[Entries from a dataset of interfaces]
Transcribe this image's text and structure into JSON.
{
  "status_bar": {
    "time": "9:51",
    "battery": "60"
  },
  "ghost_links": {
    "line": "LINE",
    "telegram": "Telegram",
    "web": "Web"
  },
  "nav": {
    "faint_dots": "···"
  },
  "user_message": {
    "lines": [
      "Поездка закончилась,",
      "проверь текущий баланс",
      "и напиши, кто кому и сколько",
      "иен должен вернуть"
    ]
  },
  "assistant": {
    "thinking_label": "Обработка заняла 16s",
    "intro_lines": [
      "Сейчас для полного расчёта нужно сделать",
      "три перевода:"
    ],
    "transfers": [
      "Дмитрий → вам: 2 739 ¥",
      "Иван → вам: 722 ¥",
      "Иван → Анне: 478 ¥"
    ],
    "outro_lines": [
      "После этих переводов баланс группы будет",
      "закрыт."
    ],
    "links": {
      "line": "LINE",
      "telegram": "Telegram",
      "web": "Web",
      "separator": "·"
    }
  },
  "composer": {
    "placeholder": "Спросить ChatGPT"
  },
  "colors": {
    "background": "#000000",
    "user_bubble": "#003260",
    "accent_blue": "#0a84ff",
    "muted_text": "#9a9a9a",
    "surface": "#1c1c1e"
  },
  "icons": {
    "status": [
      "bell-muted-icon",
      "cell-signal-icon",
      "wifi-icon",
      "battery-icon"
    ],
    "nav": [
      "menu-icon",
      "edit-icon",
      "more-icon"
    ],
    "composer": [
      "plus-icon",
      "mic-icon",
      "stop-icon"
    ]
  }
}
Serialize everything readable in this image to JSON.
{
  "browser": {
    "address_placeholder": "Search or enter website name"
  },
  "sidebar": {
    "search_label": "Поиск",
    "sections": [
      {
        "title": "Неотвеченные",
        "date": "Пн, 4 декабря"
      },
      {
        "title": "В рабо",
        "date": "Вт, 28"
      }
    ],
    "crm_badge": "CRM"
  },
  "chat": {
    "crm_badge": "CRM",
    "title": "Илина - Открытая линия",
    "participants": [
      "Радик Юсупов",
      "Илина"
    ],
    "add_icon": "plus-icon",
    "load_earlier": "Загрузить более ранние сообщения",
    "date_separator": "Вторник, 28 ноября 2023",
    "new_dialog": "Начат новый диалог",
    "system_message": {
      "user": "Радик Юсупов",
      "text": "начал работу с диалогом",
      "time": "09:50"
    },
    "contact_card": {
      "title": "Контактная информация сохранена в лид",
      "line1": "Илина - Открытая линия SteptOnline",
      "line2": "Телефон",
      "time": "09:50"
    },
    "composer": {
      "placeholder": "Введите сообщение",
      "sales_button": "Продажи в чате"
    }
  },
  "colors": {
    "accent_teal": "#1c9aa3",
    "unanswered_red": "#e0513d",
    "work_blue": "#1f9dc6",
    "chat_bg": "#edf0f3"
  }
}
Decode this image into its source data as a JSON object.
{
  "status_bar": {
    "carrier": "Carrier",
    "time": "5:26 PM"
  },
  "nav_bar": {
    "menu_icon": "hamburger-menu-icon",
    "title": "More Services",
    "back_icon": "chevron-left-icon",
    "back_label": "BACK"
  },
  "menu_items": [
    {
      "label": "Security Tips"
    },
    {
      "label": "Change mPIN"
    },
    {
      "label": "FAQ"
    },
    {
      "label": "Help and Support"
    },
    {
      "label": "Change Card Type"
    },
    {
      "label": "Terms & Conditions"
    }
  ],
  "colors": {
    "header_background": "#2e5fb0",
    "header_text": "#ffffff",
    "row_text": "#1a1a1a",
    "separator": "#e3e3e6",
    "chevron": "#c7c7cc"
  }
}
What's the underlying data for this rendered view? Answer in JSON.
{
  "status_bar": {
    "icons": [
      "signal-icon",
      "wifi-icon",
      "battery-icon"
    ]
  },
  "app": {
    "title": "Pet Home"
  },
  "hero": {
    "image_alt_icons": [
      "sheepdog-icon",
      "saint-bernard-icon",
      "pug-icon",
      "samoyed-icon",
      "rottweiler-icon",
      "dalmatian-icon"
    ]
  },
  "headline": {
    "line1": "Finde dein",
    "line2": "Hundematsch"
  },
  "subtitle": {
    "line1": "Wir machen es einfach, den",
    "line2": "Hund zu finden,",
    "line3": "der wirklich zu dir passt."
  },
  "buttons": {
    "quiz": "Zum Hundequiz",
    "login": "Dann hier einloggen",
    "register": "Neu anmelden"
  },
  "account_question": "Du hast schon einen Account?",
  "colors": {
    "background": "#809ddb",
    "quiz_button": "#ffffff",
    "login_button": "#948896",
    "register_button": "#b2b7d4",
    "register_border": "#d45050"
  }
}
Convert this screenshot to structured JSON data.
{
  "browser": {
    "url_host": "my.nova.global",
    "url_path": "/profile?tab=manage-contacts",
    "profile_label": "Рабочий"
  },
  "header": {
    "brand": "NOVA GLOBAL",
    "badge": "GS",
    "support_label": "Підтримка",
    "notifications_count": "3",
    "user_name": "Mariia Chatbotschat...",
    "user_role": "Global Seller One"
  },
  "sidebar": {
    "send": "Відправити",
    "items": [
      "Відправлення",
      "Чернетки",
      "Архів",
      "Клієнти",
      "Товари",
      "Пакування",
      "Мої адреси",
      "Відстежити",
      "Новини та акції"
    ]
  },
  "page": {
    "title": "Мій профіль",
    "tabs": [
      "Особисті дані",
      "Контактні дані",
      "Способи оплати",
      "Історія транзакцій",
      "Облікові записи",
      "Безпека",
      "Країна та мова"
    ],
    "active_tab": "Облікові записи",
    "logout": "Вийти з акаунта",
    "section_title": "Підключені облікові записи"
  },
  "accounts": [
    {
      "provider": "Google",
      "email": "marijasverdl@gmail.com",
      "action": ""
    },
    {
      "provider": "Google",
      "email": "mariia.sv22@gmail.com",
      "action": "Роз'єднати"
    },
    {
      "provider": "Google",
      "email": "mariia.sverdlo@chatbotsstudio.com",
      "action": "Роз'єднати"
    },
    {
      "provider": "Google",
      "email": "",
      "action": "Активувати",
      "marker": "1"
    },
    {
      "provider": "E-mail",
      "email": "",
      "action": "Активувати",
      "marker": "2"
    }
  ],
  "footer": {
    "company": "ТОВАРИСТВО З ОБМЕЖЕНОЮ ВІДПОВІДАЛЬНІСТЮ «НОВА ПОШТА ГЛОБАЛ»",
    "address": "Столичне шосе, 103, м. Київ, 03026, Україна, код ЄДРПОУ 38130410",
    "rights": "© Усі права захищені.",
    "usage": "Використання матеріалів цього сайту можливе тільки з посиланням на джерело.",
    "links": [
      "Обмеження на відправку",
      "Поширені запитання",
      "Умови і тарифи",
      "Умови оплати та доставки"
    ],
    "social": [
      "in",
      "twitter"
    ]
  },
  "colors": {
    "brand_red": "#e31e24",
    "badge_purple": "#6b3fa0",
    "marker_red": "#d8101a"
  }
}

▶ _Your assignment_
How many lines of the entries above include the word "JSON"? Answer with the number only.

▶ _Your solution_
5